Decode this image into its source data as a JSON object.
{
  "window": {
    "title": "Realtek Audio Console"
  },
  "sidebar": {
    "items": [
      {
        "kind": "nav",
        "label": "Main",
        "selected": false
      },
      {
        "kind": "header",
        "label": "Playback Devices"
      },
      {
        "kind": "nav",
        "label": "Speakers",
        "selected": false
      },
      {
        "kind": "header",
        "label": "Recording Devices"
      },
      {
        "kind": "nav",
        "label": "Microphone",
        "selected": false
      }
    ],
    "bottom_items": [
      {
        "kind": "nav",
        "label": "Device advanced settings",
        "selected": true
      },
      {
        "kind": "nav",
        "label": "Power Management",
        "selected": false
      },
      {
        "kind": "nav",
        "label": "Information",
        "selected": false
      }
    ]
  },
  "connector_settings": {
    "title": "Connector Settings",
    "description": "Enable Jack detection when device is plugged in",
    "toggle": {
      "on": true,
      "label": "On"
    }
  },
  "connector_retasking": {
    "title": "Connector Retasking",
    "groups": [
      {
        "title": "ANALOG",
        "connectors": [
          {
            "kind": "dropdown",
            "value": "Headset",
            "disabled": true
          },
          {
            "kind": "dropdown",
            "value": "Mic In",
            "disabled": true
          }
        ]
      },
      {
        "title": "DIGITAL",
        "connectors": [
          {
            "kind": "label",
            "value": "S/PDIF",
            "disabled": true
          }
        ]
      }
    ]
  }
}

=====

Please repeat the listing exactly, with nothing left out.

Decode this image into its source data as a JSON object.
{
  "window": {
    "title": "Realtek Audio Console"
  },
  "sidebar": {
    "items": [
      {
        "kind": "nav",
        "label": "Main",
        "selected": false
      },
      {
        "kind": "header",
        "label": "Playback Devices"
      },
      {
        "kind": "nav",
        "label": "Speakers",
        "selected": false
      },
      {
        "kind": "header",
        "label": "Recording Devices"
      },
      {
        "kind": "nav",
        "label": "Microphone",
        "selected": false
      }
    ],
    "bottom_items": [
      {
        "kind": "nav",
        "label": "Device advanced settings",
        "selected": true
      },
      {
        "kind": "nav",
        "label": "Power Management",
        "selected": false
      },
      {
        "kind": "nav",
        "label": "Information",
        "selected": false
      }
    ]
  },
  "connector_settings": {
    "title": "Connector Settings",
    "description": "Enable Jack detection when device is plugged in",
    "toggle": {
      "on": true,
      "label": "On"
    }
  },
  "connector_retasking": {
    "title": "Connector Retasking",
    "groups": [
      {
        "title": "ANALOG",
        "connectors": [
          {
            "kind": "dropdown",
            "value": "Headset",
            "disabled": true
          },
          {
            "kind": "dropdown",
            "value": "Mic In",
            "disabled": true
          }
        ]
      },
      {
        "title": "DIGITAL",
        "connectors": [
          {
            "kind": "label",
            "value": "S/PDIF",
            "disabled": true
          }
        ]
      }
    ]
  }
}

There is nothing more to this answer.